{11} The Right Position. This position requires the right side to be placed near to the desk, but not in contact with it; the body to be erect, and the left foot advanced until the heel is opposite the hollow of the right foot, and distant from it two or three inches. The right arm should be parallel to the edge of the desk, and rest upon the muscles just below the elbow. The hand should rest upon the nails of the third and fourth fingers. The left hand must be at right angles to the right, and rest upon the paper or book, which should be kept parallel with the edge of the desk. Great uniformity may be attained in training pupils to maintain this position.

{12} In this position, never let the left hand drop down, but use it constantly in holding the book and assisting to steady the body.

{13} This position is illustrated in the drawing of a boy seated at a desk.

{14} The Front Position. This consists in sitting directly in front of the desk, keeping both sides equally distant from it. The book or paper should be at an angle of twenty degrees to the edge of the desk. The hands must be at right angles to one another.

{15} This position is illustrated in the drawing of the lady who is seated at a desk writing.

{16} Penholding. This is one of the most important and difficult things to learn. Yet by a little care and patience the correct manner may soon be acquired, and, if once fixed, there is little danger of departure from it.

{17} We present the following method of holding the pen, it being, as we think, the easiest and the best adapted to long-continued or business writing.

{18} Take the pen between the thumb and first and second fingers, and let the holder cross the first finger just forward f the knuckle joint. The end of the second finger should drop below the first, so that the pen may cross it at the root of the nail, and the end of the thumb should press upon the holder opposite the first joint of the first finger. The first and second fingers should touch each other as far as the first joint of the first finger; the third and fourth must be slightly curved and separate from the others at the middle joint, and rest upon the paper at the tips of the nails. The hand will then glide easily over the paper, and not stick, as it would be apt to do, if the fleshy part of the fingers touched it. The wrist must always be elevated a little above the table.

{19}Principles are the constituent parts of letters. Of these there are eight.

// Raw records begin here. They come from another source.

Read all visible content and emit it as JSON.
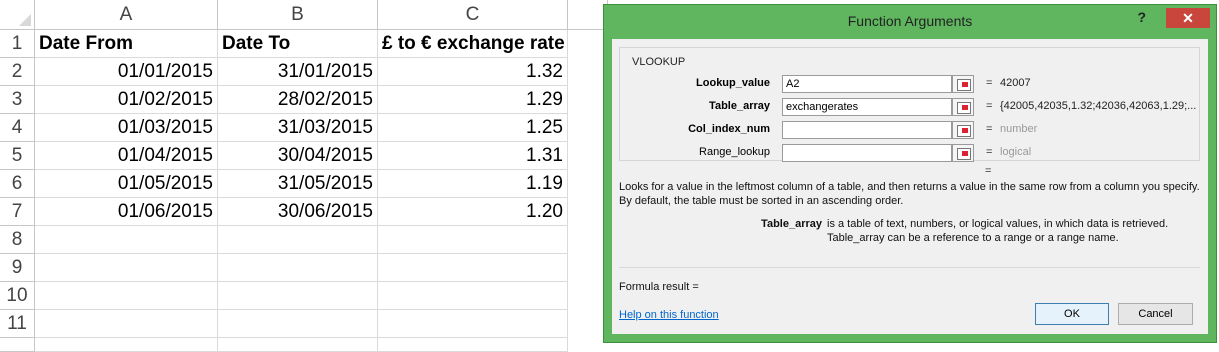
{
  "sheet": {
    "columns": [
      "A",
      "B",
      "C"
    ],
    "rows": [
      "1",
      "2",
      "3",
      "4",
      "5",
      "6",
      "7",
      "8",
      "9",
      "10",
      "11"
    ],
    "header": {
      "a": "Date From",
      "b": "Date To",
      "c": "£ to € exchange rate"
    },
    "data": [
      [
        "01/01/2015",
        "31/01/2015",
        "1.32"
      ],
      [
        "01/02/2015",
        "28/02/2015",
        "1.29"
      ],
      [
        "01/03/2015",
        "31/03/2015",
        "1.25"
      ],
      [
        "01/04/2015",
        "30/04/2015",
        "1.31"
      ],
      [
        "01/05/2015",
        "31/05/2015",
        "1.19"
      ],
      [
        "01/06/2015",
        "30/06/2015",
        "1.20"
      ]
    ]
  },
  "dialog": {
    "title": "Function Arguments",
    "help_glyph": "?",
    "close_glyph": "✕",
    "function_name": "VLOOKUP",
    "args": [
      {
        "label": "Lookup_value",
        "value": "A2",
        "result": "42007",
        "result_muted": false,
        "bold": true
      },
      {
        "label": "Table_array",
        "value": "exchangerates",
        "result": "{42005,42035,1.32;42036,42063,1.29;...",
        "result_muted": false,
        "bold": true
      },
      {
        "label": "Col_index_num",
        "value": "",
        "result": "number",
        "result_muted": true,
        "bold": true
      },
      {
        "label": "Range_lookup",
        "value": "",
        "result": "logical",
        "result_muted": true,
        "bold": false
      }
    ],
    "equals": "=",
    "description": "Looks for a value in the leftmost column of a table, and then returns a value in the same row from a column you specify. By default, the table must be sorted in an ascending order.",
    "arg_help_name": "Table_array",
    "arg_help_text_1": "is a table of text, numbers, or logical values, in which data is retrieved.",
    "arg_help_text_2": "Table_array can be a reference to a range or a range name.",
    "formula_result_label": "Formula result =",
    "help_link": "Help on this function",
    "ok_label": "OK",
    "cancel_label": "Cancel"
  },
  "colors": {
    "dialog_frame": "#5fb65f",
    "close_button": "#c9463d",
    "link": "#0066cc"
  }
}
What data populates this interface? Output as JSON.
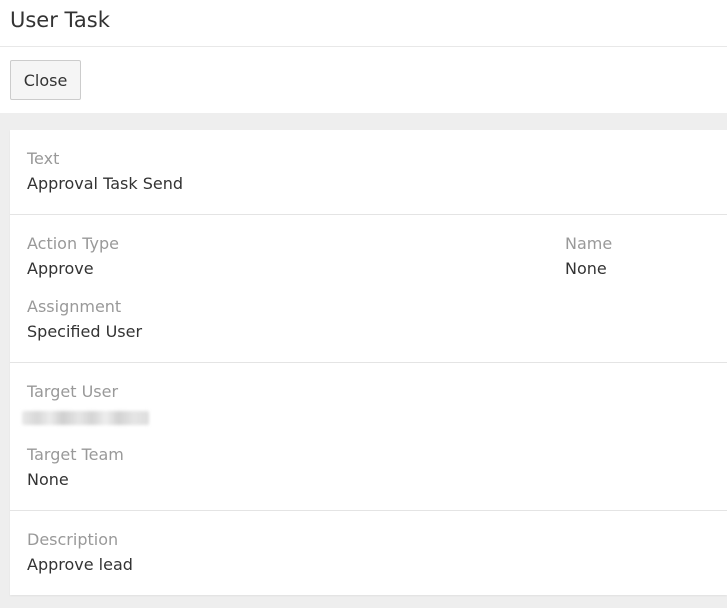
{
  "header": {
    "title": "User Task"
  },
  "toolbar": {
    "close_label": "Close"
  },
  "fields": {
    "text": {
      "label": "Text",
      "value": "Approval Task Send"
    },
    "action_type": {
      "label": "Action Type",
      "value": "Approve"
    },
    "name": {
      "label": "Name",
      "value": "None"
    },
    "assignment": {
      "label": "Assignment",
      "value": "Specified User"
    },
    "target_user": {
      "label": "Target User"
    },
    "target_team": {
      "label": "Target Team",
      "value": "None"
    },
    "description": {
      "label": "Description",
      "value": "Approve lead"
    }
  },
  "colors": {
    "label": "#999999",
    "value": "#333333",
    "background_area": "#eeeeee",
    "panel": "#ffffff"
  }
}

{20} Only the first four enter into the composition of small letters; while the last four are prominent as the characteristic features of the capitals, the others being combined with them.

{21} The First Principle is simply a straight line, slating to the right of the perpendicular, forming an angle of fifty-two degrees, with the horizontal line. This is the regular slant for all written letters.

{22} The Second Principle is the right curve, so called because it appears in the right side of an oval figure.

{23} The Third Principle is the left curve, so called because it appears in the left side of an oval figure.

{24} The small letter I is one space in hight, without the dot, and, as before stated, is the standard of measurement for the hight of all letters. It begins on the ruled line with a right curve extending upward one space, where it is joined angularly to a slanting straight line, which descends to the ruled line, uniting in a turn with a second right curve. This curve is similar to the first, and, ascending one space above the ruled line, completes the letter. The dot is made by placing the pen at the hight of one space above the straight portion of the letter, and on a line with it, pressing gently upon the point, as if to begin a downward line, and then removing it quickly.

Return to the History Department.